Saturday, March 3, 2012

Definitions of culture in sociology and anthropology

Culture is all around us, an inherit part of our social life as well as our personality and sense of subjectivity. However, culture, as cultural studies researcher Raymond Williams noted, is one of the most complex words in the English language. Culture is popularly used to denote as narrow sense that is usually related to the arts and humanities. In a broader sense, culture denotes the practices, beliefs and perceptions of a given society. Culture is additionally often opposed with "savagery", relating to something which is "cultured" as a product of a certain evolvement from a natural state. In the theoretical sense culture is often related as a system of structures with power relations running through them.

In social sciences, sociology, anthropology and cultural studies, there is hardly a consensus regarding the meaning of the term culture and various definitions of culture are in circulation.

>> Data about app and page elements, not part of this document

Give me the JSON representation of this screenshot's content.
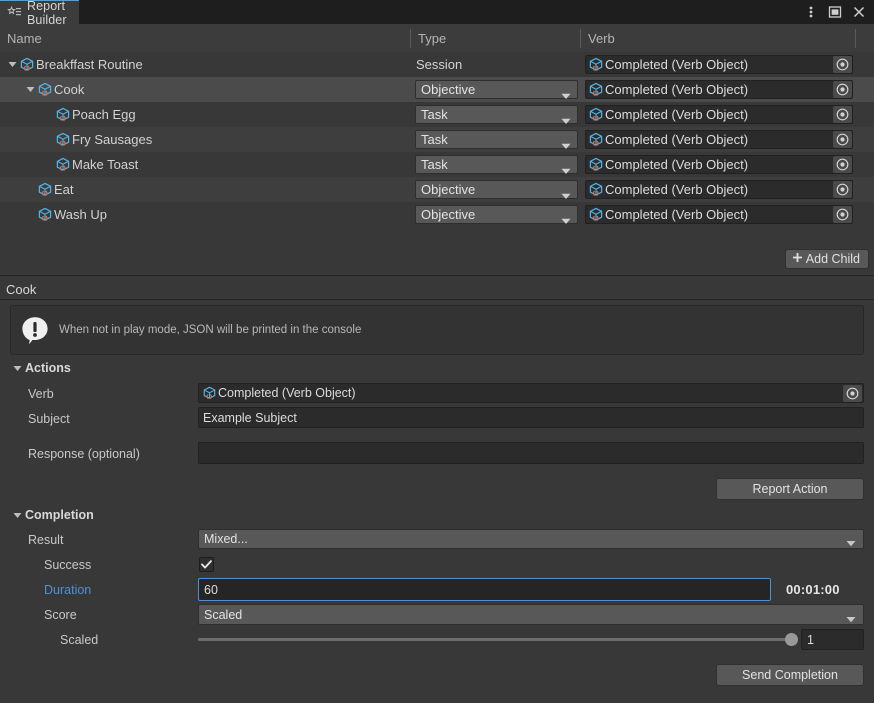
{
  "window": {
    "tab_label": "Report Builder",
    "tab_icon": "star-list-icon",
    "menu_icon": "kebab-menu-icon",
    "maximize_icon": "maximize-icon",
    "close_icon": "close-icon"
  },
  "tree": {
    "columns": [
      "Name",
      "Type",
      "Verb"
    ],
    "rows": [
      {
        "name": "Breakffast Routine",
        "indent": 0,
        "expanded": true,
        "has_twisty": true,
        "type": "Session",
        "type_is_popup": false,
        "verb": "Completed (Verb Object)",
        "selected": false
      },
      {
        "name": "Cook",
        "indent": 1,
        "expanded": true,
        "has_twisty": true,
        "type": "Objective",
        "type_is_popup": true,
        "verb": "Completed (Verb Object)",
        "selected": true
      },
      {
        "name": "Poach Egg",
        "indent": 2,
        "expanded": false,
        "has_twisty": false,
        "type": "Task",
        "type_is_popup": true,
        "verb": "Completed (Verb Object)",
        "selected": false
      },
      {
        "name": "Fry Sausages",
        "indent": 2,
        "expanded": false,
        "has_twisty": false,
        "type": "Task",
        "type_is_popup": true,
        "verb": "Completed (Verb Object)",
        "selected": false
      },
      {
        "name": "Make Toast",
        "indent": 2,
        "expanded": false,
        "has_twisty": false,
        "type": "Task",
        "type_is_popup": true,
        "verb": "Completed (Verb Object)",
        "selected": false
      },
      {
        "name": "Eat",
        "indent": 1,
        "expanded": false,
        "has_twisty": false,
        "type": "Objective",
        "type_is_popup": true,
        "verb": "Completed (Verb Object)",
        "selected": false
      },
      {
        "name": "Wash Up",
        "indent": 1,
        "expanded": false,
        "has_twisty": false,
        "type": "Objective",
        "type_is_popup": true,
        "verb": "Completed (Verb Object)",
        "selected": false
      }
    ],
    "add_child_label": "Add Child",
    "add_child_icon": "plus-icon"
  },
  "detail": {
    "title": "Cook",
    "help_icon": "info-bubble-icon",
    "help_text": "When not in play mode, JSON will be printed in the console"
  },
  "actions": {
    "section_label": "Actions",
    "verb_label": "Verb",
    "verb_value": "Completed (Verb Object)",
    "verb_picker_icon": "object-picker-icon",
    "subject_label": "Subject",
    "subject_value": "Example Subject",
    "response_label": "Response (optional)",
    "response_value": "",
    "report_button": "Report Action"
  },
  "completion": {
    "section_label": "Completion",
    "result_label": "Result",
    "result_value": "Mixed...",
    "success_label": "Success",
    "success_checked": true,
    "check_icon": "checkmark-icon",
    "duration_label": "Duration",
    "duration_value": "60",
    "duration_display": "00:01:00",
    "score_label": "Score",
    "score_value": "Scaled",
    "scaled_label": "Scaled",
    "scaled_value": "1",
    "scaled_slider_fraction": 1.0,
    "send_button": "Send Completion"
  },
  "colors": {
    "background": "#383838",
    "titlebar": "#1e1e1e",
    "tab_accent": "#5a9fd4",
    "selection": "#4b4b4b",
    "active_label": "#4f8fd6",
    "field_bg": "#2b2b2b",
    "popup_bg": "#585858",
    "so_icon_blue": "#4fb3e8",
    "so_icon_orange": "#e2683c"
  }
}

Researchers Kroeber and Kluckhohn (Culture: A Critical Review of Literature", 1952) gathered an array of various definitions of culture is sociology and anthropology and have divided them into six primary categories: 1. Descriptive definitions of culture which view culture as a total system of customs, beliefs, knowledge, laws, means of expression as so forth. 2. Historical definitions of culture which view culture as the continuation of generations. 3. Normative definitions of culture which related to value systems which construct social and personal behavior. 4. Psychological definitions of culture which stress culture's role in interpersonal relations. 5. Structural definitions of culture that focus on relational aspects of cultural components through abstraction. 6. socio-genetic definitions of culture which focus on the genesis and continued existence of a culture.

A different, more contemporary, way to distinguish definitions of culture is to note the way in which culture is theoretically perceived as either something which is opposed to materiality, technology and social structures from which culture is something different, or as a space of non-material ideas which are also, obviously, abstract. Other definitions of culture focus on its autonomy from social and economical structures.

This leads us to propose two fundamental understanding regarding definitions of culture: A. culture is an ensemble of practices, values and meanings common to a collective entity; B. culture is the totality of activities and objects through which meaning is generated and circulated in a given collective entity.